Had Nehru accepted Zhou’s compromise-based solution — and he had the power and stature to convince the people to accept such a bargain in India’s vital long-term interest — four consequences would have followed? One, India and China, after some negotiations, could have fixed the boundary permanently. Two, that outcome itself would have prevented a war. Three, there would have been no recurring face-offs along a disputed LAC of the kind we are witnessing even in 2020. Four, and not many people know this, China in 1960 had even hinted that, “as part of an overall settlement”, it would accept India’s sovereign claim on Jammu & Kashmir (minus Aksai Chin) vis-à-vis Pakistan. Beijing those days attached far greater importance to its ties with India. Indeed, because of Pakistan’s closeness to the US, it had cold-shouldered the latter’s proposal for boundary talks for a year, and inked an agreement, in 1963, only after its relations with India nosedived.

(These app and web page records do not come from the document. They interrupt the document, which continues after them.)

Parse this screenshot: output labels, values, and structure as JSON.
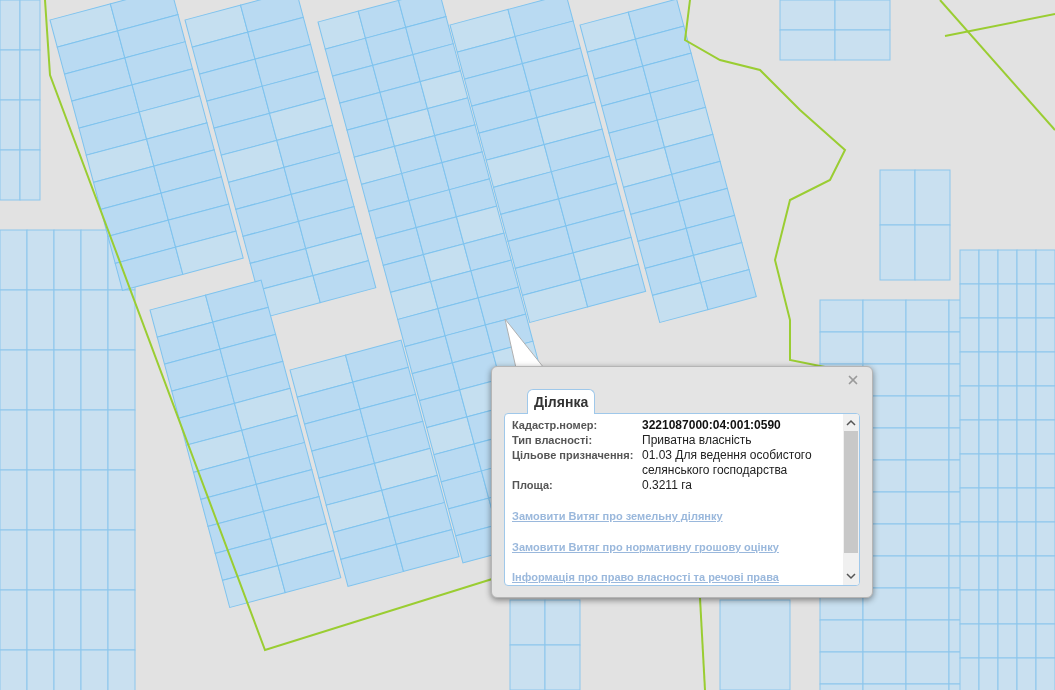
{
  "popup": {
    "tabs": [
      {
        "label": "Ділянка",
        "selected": true
      }
    ],
    "fields": [
      {
        "label": "Кадастр.номер:",
        "value": "3221087000:04:001:0590",
        "kind": "strong"
      },
      {
        "label": "Тип власності:",
        "value": "Приватна власність",
        "kind": "plain"
      },
      {
        "label": "Цільове призначення:",
        "value": "01.03 Для ведення особистого селянського господарства",
        "kind": "plain"
      },
      {
        "label": "Площа:",
        "value": "0.3211 га",
        "kind": "plain"
      }
    ],
    "links": [
      "Замовити Витяг про земельну ділянку",
      "Замовити Витяг про нормативну грошову оцінку",
      "Інформація про право власності та речові права"
    ]
  }
}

A lot, good and bad, has happened on both sides of the Himalayas since that failed summit in 1960. But India’s political parties (especially the BJP and Congress) and the public should ask themselves: In any future resolution of the India-China boundary dispute, can India secure a better outcome than what Zhou had proposed to Nehru? Can India ever drive China out of Aksai Chin (or Pakistan out of PoK)? And can China ever do the same to India in Arunachal Pradesh? This being the case, can a “no compromise” stance by either India or China guarantee tranquillity, much less comprehensive cooperation, between the world’s two largest civilisational-nations?

For Modi, the choice is stark. Will he repeat Nehru’s blunder, risk an unwinnable war with China, and end his premiership without solving the India-China boundary dispute? Or will he, without worrying about the “political marketplace”, and without relying on Trump or his successor to come to India’s aid, show the courage to swing the public opinion in favour of a compromise-dependent transformation of the LAC into a BAC (Boundary of Assured Control)?